In the midst of my enlightenment about the GA experience is a looming cloud on the horizon. After submitting my application for a spring assistantship (I am still leaning towards working in the Bunting Visual Resources Library, but that is in no way guaranteed) on Friday I attended a letter-writing campaign meeting to protest the proposed budget cuts to our department and the contingent cuts of approximately half our GA/TA/RA positions. In other words, this may be the first and last semester I have the experience of teaching.
In other words, I’m glad I’m still working at the gallery part time.
Well, so much for the contemplative life of a creative aesthete. The past month has spun me like a gyroscope as I continue to carve out a routine that allows me to balance fulfillment and personal space. The major change of plans was my decision to continue freelancing at the gallery, which means I’ve been trekking into Santa Fe two days a week. While I’m glad to retain my affiliation with the gallery and while the opportunity is something of a financial relief, it also means my schedule is much more constricted than I expected. Add to that the carnival of moving, starting a new semester, juggling students, office hours, new friends, and my own research schedule, and the whole idea of contemplative semi-retirement is completely ridiculous. Which is good. Even though I’m back in my default whirlwind mode, it’s obvious to me that’s where I function most effectively. As long as I have a routine (still very much a work in progress for this semester!) and a sense of purpose, I am at my most competent when busy rather than brainstorming new creative projects. Maybe that’s a little disappointing – maybe I wish to be a little more right-brained. But it also convinces me of the fallacy of the whole stereotypical American “retirement” dream for my own future.

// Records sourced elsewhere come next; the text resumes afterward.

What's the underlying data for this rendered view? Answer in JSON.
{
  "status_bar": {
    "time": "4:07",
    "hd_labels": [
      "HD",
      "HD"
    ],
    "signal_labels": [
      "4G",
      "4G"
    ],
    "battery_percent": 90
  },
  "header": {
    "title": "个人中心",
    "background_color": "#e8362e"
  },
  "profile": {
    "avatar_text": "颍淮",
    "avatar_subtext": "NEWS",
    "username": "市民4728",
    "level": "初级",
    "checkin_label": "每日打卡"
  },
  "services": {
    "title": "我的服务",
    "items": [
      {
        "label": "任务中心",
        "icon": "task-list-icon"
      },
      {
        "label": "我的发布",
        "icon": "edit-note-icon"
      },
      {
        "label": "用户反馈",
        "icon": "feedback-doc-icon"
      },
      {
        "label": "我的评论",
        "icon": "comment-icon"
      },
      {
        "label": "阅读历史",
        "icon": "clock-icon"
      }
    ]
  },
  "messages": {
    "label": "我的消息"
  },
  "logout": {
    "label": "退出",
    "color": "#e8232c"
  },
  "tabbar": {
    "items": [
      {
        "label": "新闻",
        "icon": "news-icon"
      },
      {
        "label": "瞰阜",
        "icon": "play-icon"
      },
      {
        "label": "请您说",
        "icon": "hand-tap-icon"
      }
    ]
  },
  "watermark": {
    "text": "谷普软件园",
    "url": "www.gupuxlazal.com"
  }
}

As part of my new routine, I am resolved to write more often, ideally on a weekly basis.